A striking portrait of a man wearing a flat cap and neck scarf, thought to be a Mallorcan fisherman. The painting is unsigned but can be attributed to Michael Gilbery, as it was one of a large collection of works taken from his studio after his death in 2000, which was only recently dispersed by the artist's estate.
Although London-based, Michael Gilbery made several trips to Italy and Mallorca in the late '40s/early '50s with his first wife Adrienne. Most of the paintings he did on these trips were landscapes, so this portrait of a fisherman is quite unusual, as is the composition. It has a dynamic quality to it, unlike most of his other portraits which were usually more formally-posed sitters executed within furnished interiors.
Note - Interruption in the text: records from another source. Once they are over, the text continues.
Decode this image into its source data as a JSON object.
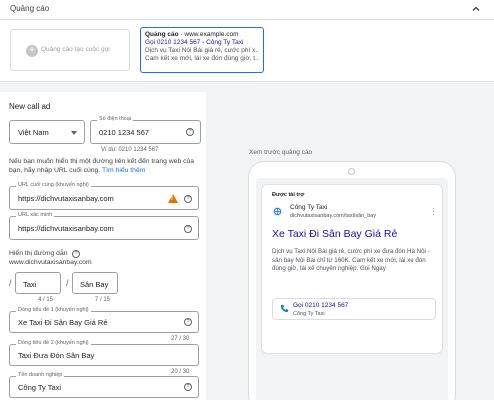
{
  "header": {
    "title": "Quảng cáo"
  },
  "ad_list": {
    "create_label": "Quảng cáo tạo cuộc gọi",
    "card": {
      "ad_prefix": "Quảng cáo",
      "domain": " · www.example.com",
      "line2": "Gọi 0210 1234 567 - Công Ty Taxi",
      "line3": "Dịch vụ Taxi Nội Bài giá rẻ, cước phí x...",
      "line4": "Cam kết xe mới, lái xe đón đúng giờ, t..."
    }
  },
  "form": {
    "title": "New call ad",
    "country": "Việt Nam",
    "phone_label": "Số điện thoại",
    "phone_value": "0210 1234 567",
    "phone_example": "Ví dụ: 0210 1234 567",
    "info_text": "Nếu bạn muốn hiển thị một đường liên kết đến trang web của bạn, hãy nhập URL cuối cùng.",
    "info_link": "Tìm hiểu thêm",
    "final_url_label": "URL cuối cùng (khuyến nghị)",
    "final_url_value": "https://dichvutaxisanbay.com",
    "verify_url_label": "URL xác minh",
    "verify_url_value": "https://dichvutaxisanbay.com",
    "display_path_label": "Hiển thị đường dẫn",
    "display_domain": "www.dichvutaxisanbay.com",
    "path1_value": "Taxi",
    "path1_count": "4 / 15",
    "path2_value": "Sân Bay",
    "path2_count": "7 / 15",
    "headline1_label": "Dòng tiêu đề 1 (khuyến nghị)",
    "headline1_value": "Xe Taxi Đi Sân Bay Giá Rẻ",
    "headline1_count": "27 / 30",
    "headline2_label": "Dòng tiêu đề 2 (khuyến nghị)",
    "headline2_value": "Taxi Đưa Đón Sân Bay",
    "headline2_count": "20 / 30",
    "business_label": "Tên doanh nghiệp",
    "business_value": "Công Ty Taxi"
  },
  "preview": {
    "label": "Xem trước quảng cáo",
    "sponsored": "Được tài trợ",
    "business": "Công Ty Taxi",
    "url": "dichvutaxisanbay.com/taxi/sân_bay",
    "headline": "Xe Taxi Đi Sân Bay Giá Rẻ",
    "description": "Dịch vụ Taxi Nội Bài giá rẻ, cước phí xe đưa đón Hà Nội - sân bay Nội Bài chỉ từ 160K. Cam kết xe mới, lái xe đón đúng giờ, tài xế chuyên nghiệp. Gọi Ngay",
    "call_number": "Gọi 0210 1234 567",
    "call_business": "Công Ty Taxi"
  },
  "colors": {
    "accent": "#1a73e8",
    "link": "#1a0dab",
    "warning": "#e37400"
  }
}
In this case Gilbery seems to have managed to capture the energy and character of his subject, despite the fact it is only the man's face we see. Besides the composition, the 'vibrancy' of the painting is further enhanced by the colour palette and bold use of tones Gilbery has used, totally evoking the strong bright Mediterranean sunlight.
The painting is on canvas laid on board, and is in good, clean condition.
Michael Gilbery (originally Goldberg) was born in London in 1913. In 1930, at the age of 17, he had his first painting accepted by the Royal Academy. After leaving school he gained a scholarship to St. Martin's School of Art, and later the Royal College of Art (RCA), where he studied under the likes of Roland Pitchforth, Sir William Rothenstein, and Gilbert Spencer. In 1934 he won the RCA's much-coveted 'Painting Prize'. After leaving college he made a living from portrait commissions, and teaching art, but he also continued to exhibit at the Royal Academy, the Royal Society of Portrait Painters, and the New English Art Club.
In 1951 his work featured in a major 'Festival of Britain' exhibition of Anglo-Jewish artists alongside such luminaries as David Bomberg, Jacob Epstein, Hans Feibusch, Mark Gertler and William Rothenstein. Like many Jewish people with German-sounding names living in London during the Second World War, he changed his surname from 'Goldberg' to 'Gilbery' in 1939. Michael lived in, or around, West Hampstead for most of his life, and from 1945 he maintained work studios within his homes.
[Provenence: The Michael Gilbery estate]
Michael Gilbery portrait - 'Fisherman'
Dimensions (h x w)
66 x 51cm